Combat will play a fairly major role in the game, but she has no desire to keep track of the minutiae of a specific system, so she wants a general option. Since she likes the general style of the thematic groupings, so she opts for:
Maybe others, if someone has a particular concept.
Criminal skills are also central enough to merit the general list, but not so critical to require specifics.
Magic has already been decided, as Lydia has opted to use Pyromancy (see "The Great Lighthouse")so there's only one skill:
Perception skills are actually going to be critical, so Lydia opts for the specific list. However, she doesn't like Locate Hidden or Surveillance, so knocks them off the list.
Professional skills aren't going to matter that much, so she goes for the Broad list. However, she likes the rope use skill for various grappling hooks and piracy activities, and sailing is going to be common so she adds them to the list.
Social Skills are going to be similarly important, so she opts for the specific list.
Survival skills just aren't going to matter much in an urban game. However, the scrounge skill is a great street urchin skill, so she tosses that in.
Sometimes you need a detailed character on the fly and don't want to mess with the headache of tracking the pyramid. In those situations, the following guidelines may come in handy.

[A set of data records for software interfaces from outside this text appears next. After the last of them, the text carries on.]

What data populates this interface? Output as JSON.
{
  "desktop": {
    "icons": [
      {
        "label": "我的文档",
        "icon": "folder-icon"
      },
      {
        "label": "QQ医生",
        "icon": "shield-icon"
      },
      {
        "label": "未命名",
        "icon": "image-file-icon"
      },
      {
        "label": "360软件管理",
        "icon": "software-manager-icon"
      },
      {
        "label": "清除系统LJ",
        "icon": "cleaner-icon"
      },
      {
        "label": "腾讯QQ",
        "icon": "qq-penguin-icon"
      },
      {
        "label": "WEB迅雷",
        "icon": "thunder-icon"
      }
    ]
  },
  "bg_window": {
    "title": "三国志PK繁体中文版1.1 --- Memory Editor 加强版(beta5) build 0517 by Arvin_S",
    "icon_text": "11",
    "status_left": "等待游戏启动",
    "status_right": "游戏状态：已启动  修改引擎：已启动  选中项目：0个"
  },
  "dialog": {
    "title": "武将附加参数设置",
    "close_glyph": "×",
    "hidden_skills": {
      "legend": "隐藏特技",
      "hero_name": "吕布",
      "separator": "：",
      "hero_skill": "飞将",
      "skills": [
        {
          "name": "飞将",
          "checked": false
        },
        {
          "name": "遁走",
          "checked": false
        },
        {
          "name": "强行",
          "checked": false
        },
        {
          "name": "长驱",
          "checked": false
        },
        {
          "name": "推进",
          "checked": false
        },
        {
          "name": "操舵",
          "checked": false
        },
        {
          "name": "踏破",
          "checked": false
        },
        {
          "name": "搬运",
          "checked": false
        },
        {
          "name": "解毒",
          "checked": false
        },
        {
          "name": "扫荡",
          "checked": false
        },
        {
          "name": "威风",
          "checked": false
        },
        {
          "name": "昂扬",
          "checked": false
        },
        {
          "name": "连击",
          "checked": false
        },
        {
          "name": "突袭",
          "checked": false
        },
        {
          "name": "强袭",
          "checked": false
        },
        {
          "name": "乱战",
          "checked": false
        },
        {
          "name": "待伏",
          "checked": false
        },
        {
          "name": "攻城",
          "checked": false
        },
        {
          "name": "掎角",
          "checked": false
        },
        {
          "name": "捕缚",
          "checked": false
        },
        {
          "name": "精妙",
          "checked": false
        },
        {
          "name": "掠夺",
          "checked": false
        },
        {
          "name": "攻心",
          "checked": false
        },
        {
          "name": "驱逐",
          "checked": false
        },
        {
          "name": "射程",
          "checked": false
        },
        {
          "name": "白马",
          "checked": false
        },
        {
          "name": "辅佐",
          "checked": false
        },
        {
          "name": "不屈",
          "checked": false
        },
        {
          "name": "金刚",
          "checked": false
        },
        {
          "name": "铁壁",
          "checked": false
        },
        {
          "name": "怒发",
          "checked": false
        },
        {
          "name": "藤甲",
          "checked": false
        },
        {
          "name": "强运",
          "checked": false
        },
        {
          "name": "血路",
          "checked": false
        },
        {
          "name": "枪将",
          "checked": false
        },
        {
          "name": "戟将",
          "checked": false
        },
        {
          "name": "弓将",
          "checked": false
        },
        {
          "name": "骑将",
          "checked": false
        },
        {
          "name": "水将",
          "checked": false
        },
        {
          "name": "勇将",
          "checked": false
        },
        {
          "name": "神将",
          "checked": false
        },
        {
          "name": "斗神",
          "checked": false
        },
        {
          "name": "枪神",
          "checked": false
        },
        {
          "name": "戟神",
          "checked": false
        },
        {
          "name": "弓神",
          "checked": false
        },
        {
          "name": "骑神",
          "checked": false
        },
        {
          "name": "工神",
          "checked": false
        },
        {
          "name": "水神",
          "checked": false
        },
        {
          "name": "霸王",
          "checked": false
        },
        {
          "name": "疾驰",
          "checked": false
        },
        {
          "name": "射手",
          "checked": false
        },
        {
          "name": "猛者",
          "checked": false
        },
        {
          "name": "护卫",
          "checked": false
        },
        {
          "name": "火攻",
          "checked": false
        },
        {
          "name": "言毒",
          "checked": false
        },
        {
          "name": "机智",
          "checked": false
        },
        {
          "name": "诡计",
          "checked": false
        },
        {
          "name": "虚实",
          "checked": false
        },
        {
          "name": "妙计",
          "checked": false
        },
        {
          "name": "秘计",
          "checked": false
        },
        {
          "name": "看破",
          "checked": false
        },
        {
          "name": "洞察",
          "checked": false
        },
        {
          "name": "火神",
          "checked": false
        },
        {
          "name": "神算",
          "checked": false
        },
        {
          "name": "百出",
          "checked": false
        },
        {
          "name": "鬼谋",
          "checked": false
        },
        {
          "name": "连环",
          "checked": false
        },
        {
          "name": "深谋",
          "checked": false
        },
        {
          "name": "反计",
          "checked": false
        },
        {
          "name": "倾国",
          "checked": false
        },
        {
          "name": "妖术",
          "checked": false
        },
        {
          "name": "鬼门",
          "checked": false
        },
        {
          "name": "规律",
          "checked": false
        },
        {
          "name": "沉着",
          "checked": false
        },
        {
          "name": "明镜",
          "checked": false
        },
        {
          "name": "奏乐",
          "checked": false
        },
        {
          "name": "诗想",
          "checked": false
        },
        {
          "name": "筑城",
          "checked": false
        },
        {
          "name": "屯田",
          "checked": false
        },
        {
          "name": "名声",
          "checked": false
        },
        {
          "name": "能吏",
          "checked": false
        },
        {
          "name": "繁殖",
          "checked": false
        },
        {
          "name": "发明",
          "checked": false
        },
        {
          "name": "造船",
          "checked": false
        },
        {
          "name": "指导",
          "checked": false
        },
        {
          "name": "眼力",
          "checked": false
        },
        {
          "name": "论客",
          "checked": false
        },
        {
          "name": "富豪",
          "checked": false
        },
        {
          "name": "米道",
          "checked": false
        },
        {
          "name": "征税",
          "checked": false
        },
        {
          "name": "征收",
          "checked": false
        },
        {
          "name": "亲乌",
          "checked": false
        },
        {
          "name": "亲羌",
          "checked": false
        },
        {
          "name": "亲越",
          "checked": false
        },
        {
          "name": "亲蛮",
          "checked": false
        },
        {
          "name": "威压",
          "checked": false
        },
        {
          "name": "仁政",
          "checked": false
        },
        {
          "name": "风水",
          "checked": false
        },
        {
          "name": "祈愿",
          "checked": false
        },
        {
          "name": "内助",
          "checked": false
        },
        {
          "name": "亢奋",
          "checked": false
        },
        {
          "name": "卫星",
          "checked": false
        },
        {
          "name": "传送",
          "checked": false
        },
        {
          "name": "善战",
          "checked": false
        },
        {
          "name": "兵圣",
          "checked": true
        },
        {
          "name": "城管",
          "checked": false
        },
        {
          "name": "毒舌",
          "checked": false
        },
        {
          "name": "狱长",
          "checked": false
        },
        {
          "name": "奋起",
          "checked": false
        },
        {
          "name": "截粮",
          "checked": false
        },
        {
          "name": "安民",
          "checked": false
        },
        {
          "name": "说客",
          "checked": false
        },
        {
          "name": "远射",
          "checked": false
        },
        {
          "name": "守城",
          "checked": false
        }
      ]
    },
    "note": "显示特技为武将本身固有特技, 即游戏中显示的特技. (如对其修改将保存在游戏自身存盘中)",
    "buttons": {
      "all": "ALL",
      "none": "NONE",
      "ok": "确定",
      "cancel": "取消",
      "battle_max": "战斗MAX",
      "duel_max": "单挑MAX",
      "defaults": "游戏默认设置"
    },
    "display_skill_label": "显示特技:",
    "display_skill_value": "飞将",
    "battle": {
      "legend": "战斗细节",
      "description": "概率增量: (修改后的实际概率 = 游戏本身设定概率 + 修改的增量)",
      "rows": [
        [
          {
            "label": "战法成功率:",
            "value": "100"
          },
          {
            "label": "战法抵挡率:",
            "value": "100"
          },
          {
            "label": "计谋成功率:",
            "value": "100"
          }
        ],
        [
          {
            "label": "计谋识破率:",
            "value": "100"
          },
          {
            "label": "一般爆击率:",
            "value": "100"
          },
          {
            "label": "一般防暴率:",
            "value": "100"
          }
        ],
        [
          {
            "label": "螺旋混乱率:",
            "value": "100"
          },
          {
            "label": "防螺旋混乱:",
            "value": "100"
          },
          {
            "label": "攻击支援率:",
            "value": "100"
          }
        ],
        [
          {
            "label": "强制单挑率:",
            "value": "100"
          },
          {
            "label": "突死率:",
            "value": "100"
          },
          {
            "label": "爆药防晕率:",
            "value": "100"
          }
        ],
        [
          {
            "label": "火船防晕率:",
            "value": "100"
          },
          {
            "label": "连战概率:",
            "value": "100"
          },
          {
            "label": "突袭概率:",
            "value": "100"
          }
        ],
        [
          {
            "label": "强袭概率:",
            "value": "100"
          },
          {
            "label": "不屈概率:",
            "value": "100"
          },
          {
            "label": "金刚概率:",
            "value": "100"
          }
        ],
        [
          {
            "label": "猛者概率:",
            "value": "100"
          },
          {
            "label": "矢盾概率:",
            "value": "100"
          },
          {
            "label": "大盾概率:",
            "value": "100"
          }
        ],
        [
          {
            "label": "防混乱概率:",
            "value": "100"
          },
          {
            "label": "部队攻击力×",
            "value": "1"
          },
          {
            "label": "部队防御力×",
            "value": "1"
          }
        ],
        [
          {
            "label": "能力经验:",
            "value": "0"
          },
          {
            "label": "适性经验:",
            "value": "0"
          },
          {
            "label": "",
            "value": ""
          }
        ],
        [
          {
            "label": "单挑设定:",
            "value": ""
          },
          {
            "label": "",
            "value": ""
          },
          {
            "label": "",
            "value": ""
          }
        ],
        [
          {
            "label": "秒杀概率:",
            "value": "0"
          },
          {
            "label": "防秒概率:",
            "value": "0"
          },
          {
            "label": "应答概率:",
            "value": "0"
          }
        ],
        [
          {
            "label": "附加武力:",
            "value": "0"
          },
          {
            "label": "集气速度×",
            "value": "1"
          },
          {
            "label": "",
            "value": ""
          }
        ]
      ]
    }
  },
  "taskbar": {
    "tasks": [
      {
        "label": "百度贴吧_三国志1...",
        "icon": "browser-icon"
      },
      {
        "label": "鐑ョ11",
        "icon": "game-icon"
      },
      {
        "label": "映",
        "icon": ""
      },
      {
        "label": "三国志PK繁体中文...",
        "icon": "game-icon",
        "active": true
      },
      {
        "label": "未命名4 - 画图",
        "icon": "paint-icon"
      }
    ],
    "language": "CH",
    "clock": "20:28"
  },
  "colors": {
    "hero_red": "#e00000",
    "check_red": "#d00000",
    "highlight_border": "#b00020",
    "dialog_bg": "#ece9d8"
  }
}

These examples represent pyramids optimized to get high skill levels as quickly as possible.
|1||2 Average, 1 Fair|
|2||4 Average, 2 Fair|
|3||5 Average, 2 Fair, 1 Good|
|4||4 Average, 3 Fair, 2 Good|
|5||4 Average, 3 Fair, 2 Good, 1 Great|
|6||6 Average, 4 Fair, 2 Good, 1 Great|
|7||7 Average,4 Fair, 3 Good, 1 Great|
|8||7 Average, 4 Fair, 3 Good, 2 Great|
|9||6 Average, 4 Fair, 3 Good, 2 Great, 1 Superb|
|10||8 Average, 5 Fair, 3 Good, 2 Great, 1 Superb|
|11||7 Average, 6 Fair, 4 Good, 2 Great, 1 Superb|
|12||7 Average 6 Fair, 4 Good, 3 Great, 1 Superb|
|13||8 Average, 5 Fair, 4 Good, 3 Great, 2 Superb|
|14||7 Average, 6 Fair, 5 Good, 3 Great, 2 Superb|
|15||8 Average, 6 Fair, 4 Good, 3 Great, 2 Superb, 1 Epic|